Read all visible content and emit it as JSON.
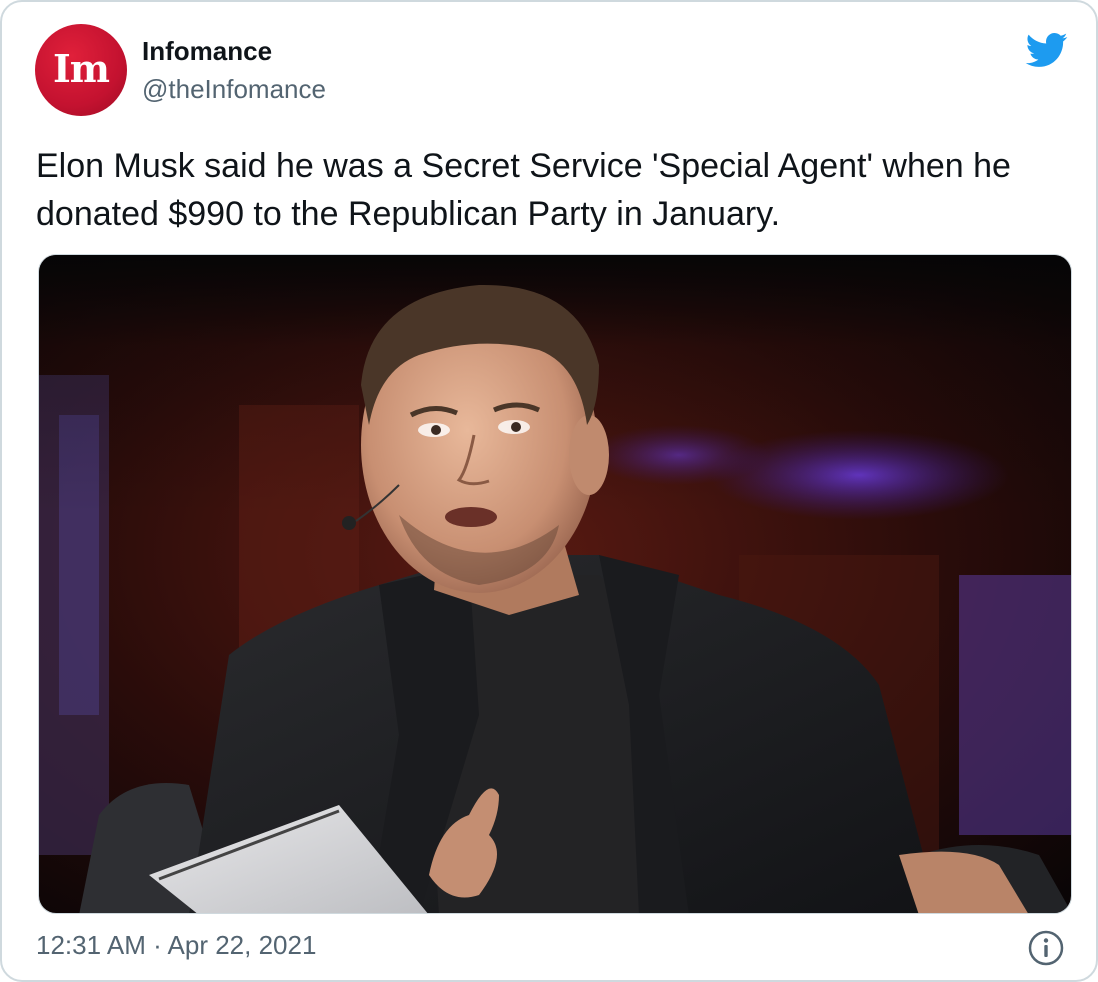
{
  "tweet": {
    "author": {
      "name": "Infomance",
      "handle": "@theInfomance",
      "avatar_text": "Im"
    },
    "text": "Elon Musk said he was a Secret Service 'Special Agent' when he donated $990 to the Republican Party in January.",
    "timestamp": "12:31 AM · Apr 22, 2021"
  },
  "icons": {
    "brand": "twitter-bird-icon",
    "info": "info-icon"
  },
  "colors": {
    "avatar_red": "#c41230",
    "twitter_blue": "#1d9bf0",
    "secondary_text": "#536471",
    "border": "#cfd9de"
  }
}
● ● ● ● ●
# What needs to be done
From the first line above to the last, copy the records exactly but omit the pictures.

# Result of this exercise
Read all visible content and emit it as JSON.
{
  "tweet": {
    "author": {
      "name": "Infomance",
      "handle": "@theInfomance",
      "avatar_text": "Im"
    },
    "text": "Elon Musk said he was a Secret Service 'Special Agent' when he donated $990 to the Republican Party in January.",
    "timestamp": "12:31 AM · Apr 22, 2021"
  },
  "icons": {
    "brand": "twitter-bird-icon",
    "info": "info-icon"
  },
  "colors": {
    "avatar_red": "#c41230",
    "twitter_blue": "#1d9bf0",
    "secondary_text": "#536471",
    "border": "#cfd9de"
  }
}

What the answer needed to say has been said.